    The arrangement of the Ulster-Scots flag is meant to be geographical -- Ulster to the West and Scotland to the East. It's meant as a "Dalriadan" flag also for the likes of those on the west coast of Scotland who feel an affinity to Ulster, so I wouldn't eliminate the Scottish lion-rampant just because those in Ulster like the red-hand more (and the lion-rampant is seen quite often in Scottish football for example, so I'm sure many Ulster-Scots in Ulster have some recollection of it). I agree though in that I also thought this one would look good, and indeed perhaps better, as a plain saltire which accompanies the proposed all-Ireland flag quite nicely. The only reason I didn't propose it is because there is already an old South African flag that looks like that called the "Burgers Flag". However, given that the "Burgers Flag" seems to only have been used between 1874-1875, and uses a different shade of blue, I think it will be safe to nick it! I added an addendum with such a proposal.

    1. Thank you
      the yellow/gold background of the hexagon was solely on personal taste
      As the shield on the RoI design its not the harp but the colour on the shield, in modern heraldry, the colour of the shield is what differentiates the two coat of arms. How attached are you to a shield, a green circle might work better? However regardless of a shield or circle you could say its reflective of the historic green harp flag of Ireland rather than any coat of arms.
      That was cleaver of the Ulster-Scots flag reflecting Ulster to the West and Scotland to the east I didn't pick up on that. I didn't know about the Burgers flag interesting.

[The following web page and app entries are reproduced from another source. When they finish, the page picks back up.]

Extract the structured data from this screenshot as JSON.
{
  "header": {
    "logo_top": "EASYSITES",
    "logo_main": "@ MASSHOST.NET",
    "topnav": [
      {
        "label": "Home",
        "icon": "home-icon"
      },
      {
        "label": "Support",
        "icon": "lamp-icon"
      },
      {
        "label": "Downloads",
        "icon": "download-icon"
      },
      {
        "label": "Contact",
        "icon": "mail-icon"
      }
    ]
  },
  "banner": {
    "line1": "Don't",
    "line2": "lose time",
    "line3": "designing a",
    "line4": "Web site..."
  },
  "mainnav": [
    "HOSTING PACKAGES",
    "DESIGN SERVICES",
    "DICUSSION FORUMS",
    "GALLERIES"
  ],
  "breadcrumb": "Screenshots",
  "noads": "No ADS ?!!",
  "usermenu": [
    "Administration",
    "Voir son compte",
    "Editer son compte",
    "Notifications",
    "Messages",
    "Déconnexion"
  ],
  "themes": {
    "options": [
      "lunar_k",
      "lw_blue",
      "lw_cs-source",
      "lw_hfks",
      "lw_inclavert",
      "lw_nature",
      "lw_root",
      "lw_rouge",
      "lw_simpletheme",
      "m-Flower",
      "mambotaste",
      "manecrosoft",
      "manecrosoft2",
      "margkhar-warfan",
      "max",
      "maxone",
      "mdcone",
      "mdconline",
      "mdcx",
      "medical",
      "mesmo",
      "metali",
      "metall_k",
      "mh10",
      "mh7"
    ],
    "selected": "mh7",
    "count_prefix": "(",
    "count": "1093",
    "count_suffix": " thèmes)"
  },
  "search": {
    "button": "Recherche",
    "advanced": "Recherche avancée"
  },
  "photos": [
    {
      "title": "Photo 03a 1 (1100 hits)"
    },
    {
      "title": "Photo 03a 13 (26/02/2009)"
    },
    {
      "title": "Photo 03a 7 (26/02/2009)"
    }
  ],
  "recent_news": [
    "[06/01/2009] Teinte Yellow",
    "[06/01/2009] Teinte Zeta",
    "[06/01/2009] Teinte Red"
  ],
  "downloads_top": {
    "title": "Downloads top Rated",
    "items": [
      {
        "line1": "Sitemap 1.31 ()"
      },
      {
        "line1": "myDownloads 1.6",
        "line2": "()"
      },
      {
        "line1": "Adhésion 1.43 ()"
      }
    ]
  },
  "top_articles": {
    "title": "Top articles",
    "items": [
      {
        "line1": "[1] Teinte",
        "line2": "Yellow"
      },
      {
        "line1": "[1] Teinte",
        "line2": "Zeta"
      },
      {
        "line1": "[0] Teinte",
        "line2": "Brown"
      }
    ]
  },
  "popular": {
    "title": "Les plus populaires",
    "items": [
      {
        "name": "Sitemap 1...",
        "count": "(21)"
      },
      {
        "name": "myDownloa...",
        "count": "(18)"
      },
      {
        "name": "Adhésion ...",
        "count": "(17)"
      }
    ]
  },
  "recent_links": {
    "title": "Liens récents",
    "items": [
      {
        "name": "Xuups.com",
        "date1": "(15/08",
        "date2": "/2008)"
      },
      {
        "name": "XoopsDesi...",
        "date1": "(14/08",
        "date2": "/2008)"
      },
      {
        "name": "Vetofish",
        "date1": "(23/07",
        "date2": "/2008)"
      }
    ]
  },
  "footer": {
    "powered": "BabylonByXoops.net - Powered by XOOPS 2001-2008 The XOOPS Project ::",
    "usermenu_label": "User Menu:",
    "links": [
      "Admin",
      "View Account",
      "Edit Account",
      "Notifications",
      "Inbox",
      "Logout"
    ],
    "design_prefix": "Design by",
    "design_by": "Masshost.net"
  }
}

    2. You may have had inspiration from other sources! ;)

    3. Posted these online in 2009 before that group existed, so you might want to check the source of your own inspiration ;)

      (e.g. Saint Patrick's flag for Northern Ireland golden shield.svg)

    4. I was talking specifically about the Ulster-Scots flag, which I don't see among your earlier creations. :)

    5. Oh, I see what you mean with the West/East thing, but I just hadn't uploaded it. Great minds must just think alike ;)

      ... though for Ulster-Scots I'm starting to lean towards the simpler version without those West/East defacements.

  2. Think you have a great site there and great well thought designs. I would also suggest that the island flag should have blue on it as the old people say that blue (not green ) were worn on St Patrick's day as late as the nineteenth century. Also could a cross not a saltire be considered for the island flag as two of the greatest (non political) symbols throughtout the island were St Bridget's cross and the Celtic Cross in every cemetery on the island. I also like the designs on the facebook site "new flag for ireland - - my complements again on your site.